COLLIN COUNTY, Texas — Updated a 1:26 p.m. to reflect that the jury has reached a verdict.
A Collin County jury on Wednesday convicted a 28-year-old man of capital murder for killing Richardson police Officer David Sherrard.
Jurors won’t decide until next week whether Brandon McCall will get the death penalty or life in prison. Jurors will return to the courthouse at 9 a.m. Monday for the punishment phase of the trial.
The panel of nine men and three women deliberated about two hours over lunch before finding McCall guilty of shooting Sherrard twice at point-blank range with an AR-15 rifle inside an apartment.
McCall had no visible reaction to the verdict being read just after 1 p.m. Wednesday. The courtroom remained quiet as the decision was announced by Judge John Roach Jr.
The Richardson Police Department posted to Twitter shortly after the verdict was announced.
The tweet partially reads, “Knowing that justice has been served will allow further healing by all of those so deeply impacted by this tragedy.”
Sherrard along with several officers were responding to a “shots fired” call Feb. 7, 2018, at the Breckinridge Point Apartments.
They saw Rene Gamez, 30, shot and mortally wounded outside what they later found out was his own apartment.

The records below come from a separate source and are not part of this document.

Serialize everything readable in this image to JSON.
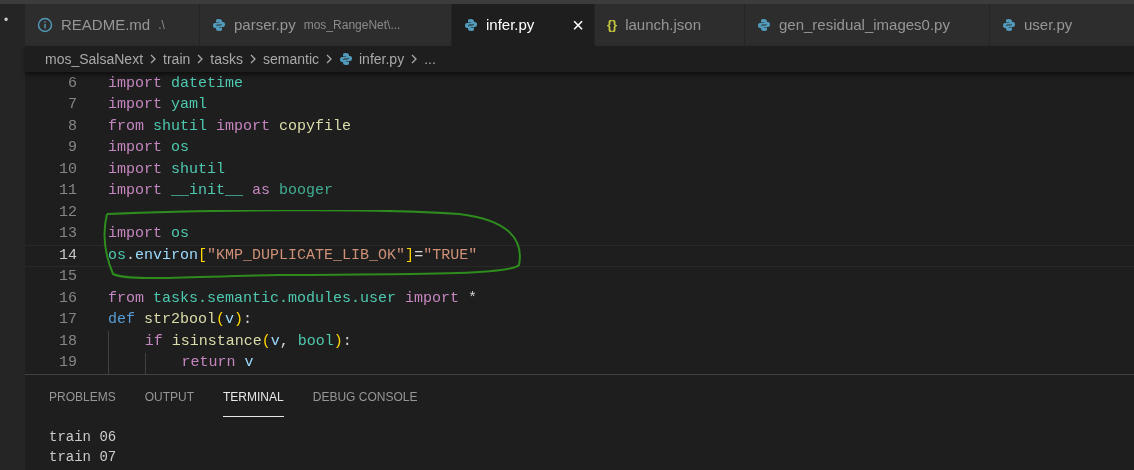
{
  "activity_bar": {
    "marker": "•"
  },
  "tabs": [
    {
      "label": "README.md",
      "description": ".\\",
      "kind": "info",
      "selected": false
    },
    {
      "label": "parser.py",
      "description": "mos_RangeNet\\...",
      "kind": "python",
      "selected": false
    },
    {
      "label": "infer.py",
      "kind": "python",
      "selected": true,
      "close": "×"
    },
    {
      "label": "launch.json",
      "kind": "json",
      "icon_text": "{}",
      "selected": false
    },
    {
      "label": "gen_residual_images0.py",
      "kind": "python",
      "selected": false
    },
    {
      "label": "user.py",
      "kind": "python",
      "selected": false
    }
  ],
  "breadcrumb": [
    {
      "label": "mos_SalsaNext",
      "kind": "folder"
    },
    {
      "label": "train",
      "kind": "folder"
    },
    {
      "label": "tasks",
      "kind": "folder"
    },
    {
      "label": "semantic",
      "kind": "folder"
    },
    {
      "label": "infer.py",
      "kind": "python"
    },
    {
      "label": "...",
      "kind": "symbol"
    }
  ],
  "code_lines": [
    {
      "number": "6",
      "current": false,
      "tokens": [
        {
          "kind": "keyword",
          "text": "import"
        },
        {
          "kind": "module",
          "text": " datetime"
        }
      ]
    },
    {
      "number": "7",
      "current": false,
      "tokens": [
        {
          "kind": "keyword",
          "text": "import"
        },
        {
          "kind": "module",
          "text": " yaml"
        }
      ]
    },
    {
      "number": "8",
      "current": false,
      "tokens": [
        {
          "kind": "keyword",
          "text": "from"
        },
        {
          "kind": "module",
          "text": " shutil"
        },
        {
          "kind": "keyword",
          "text": " import"
        },
        {
          "kind": "function",
          "text": " copyfile"
        }
      ]
    },
    {
      "number": "9",
      "current": false,
      "tokens": [
        {
          "kind": "keyword",
          "text": "import"
        },
        {
          "kind": "module",
          "text": " os"
        }
      ]
    },
    {
      "number": "10",
      "current": false,
      "tokens": [
        {
          "kind": "keyword",
          "text": "import"
        },
        {
          "kind": "module",
          "text": " shutil"
        }
      ]
    },
    {
      "number": "11",
      "current": false,
      "tokens": [
        {
          "kind": "keyword",
          "text": "import"
        },
        {
          "kind": "module",
          "text": " __init__"
        },
        {
          "kind": "keyword",
          "text": " as"
        },
        {
          "kind": "alias",
          "text": " booger"
        }
      ]
    },
    {
      "number": "12",
      "current": false
    },
    {
      "number": "13",
      "current": false,
      "tokens": [
        {
          "kind": "keyword",
          "text": "import"
        },
        {
          "kind": "module",
          "text": " os"
        }
      ]
    },
    {
      "number": "14",
      "current": true,
      "tokens": [
        {
          "kind": "module",
          "text": "os"
        },
        {
          "kind": "plain",
          "text": "."
        },
        {
          "kind": "variable",
          "text": "environ"
        },
        {
          "kind": "bracket",
          "text": "["
        },
        {
          "kind": "string",
          "text": "\"KMP_DUPLICATE_LIB_OK\""
        },
        {
          "kind": "bracket",
          "text": "]"
        },
        {
          "kind": "plain",
          "text": "="
        },
        {
          "kind": "string",
          "text": "\"TRUE\""
        }
      ]
    },
    {
      "number": "15",
      "current": false
    },
    {
      "number": "16",
      "current": false,
      "tokens": [
        {
          "kind": "keyword",
          "text": "from"
        },
        {
          "kind": "module",
          "text": " tasks.semantic.modules.user"
        },
        {
          "kind": "keyword",
          "text": " import"
        },
        {
          "kind": "plain",
          "text": " *"
        }
      ]
    },
    {
      "number": "17",
      "current": false,
      "tokens": [
        {
          "kind": "storage",
          "text": "def"
        },
        {
          "kind": "function",
          "text": " str2bool"
        },
        {
          "kind": "bracket",
          "text": "("
        },
        {
          "kind": "variable",
          "text": "v"
        },
        {
          "kind": "bracket",
          "text": ")"
        },
        {
          "kind": "plain",
          "text": ":"
        }
      ],
      "children": [
        {
          "number": "18",
          "current": false,
          "tokens": [
            {
              "kind": "keyword",
              "text": "if"
            },
            {
              "kind": "function",
              "text": " isinstance"
            },
            {
              "kind": "bracket",
              "text": "("
            },
            {
              "kind": "variable",
              "text": "v"
            },
            {
              "kind": "plain",
              "text": ","
            },
            {
              "kind": "module",
              "text": " bool"
            },
            {
              "kind": "bracket",
              "text": ")"
            },
            {
              "kind": "plain",
              "text": ":"
            }
          ],
          "children": [
            {
              "number": "19",
              "current": false,
              "tokens": [
                {
                  "kind": "keyword",
                  "text": "return"
                },
                {
                  "kind": "variable",
                  "text": " v"
                }
              ]
            }
          ]
        }
      ]
    }
  ],
  "panel_tabs": [
    {
      "label": "PROBLEMS",
      "selected": false
    },
    {
      "label": "OUTPUT",
      "selected": false
    },
    {
      "label": "TERMINAL",
      "selected": true
    },
    {
      "label": "DEBUG CONSOLE",
      "selected": false
    }
  ],
  "terminal_lines": [
    "train 06",
    "train 07"
  ]
}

He had let McCall stay with him. McCall shot him then barricaded himself inside the apartment.
Prosecutors say he was waiting for police to enter the apartment when he began firing. Jurors determined he was shooting to kill Sherrard, the first officer to enter the apartment.
McCall’s lawyers called no witnesses and rested their case before jurors arrived Wednesday morning. Prosecutors rested their case Tuesday after two days of testimony.
“This man, Brandon McCall, extinguished the life of the very best kind of man, the kind of man who radiates love and courage in the service of others,” Collin County District Attorney Greg Willis told jurors during closing arguments. “The evidence is overwhelming.”
Defense attorney Edwin “Bubba” King told jurors evidence did not show that his client intended to kill when he began shooting an AR-15 at police responding to a “shots fired” call at the apartment where he was staying.
“Shooting in the direction of these police officers was certainly a reckless act, and that would make him guilty of manslaughter.”
Prosecutor Bill Wirskye, who spoke to jurors last, made an impassioned plea for them to use their common sense.
“He knew the police were coming,” Wirskye said. “He laid in wait. He set an ambush. He locked the front door. This wasn’t a crime of passion. It was a crime of patience.”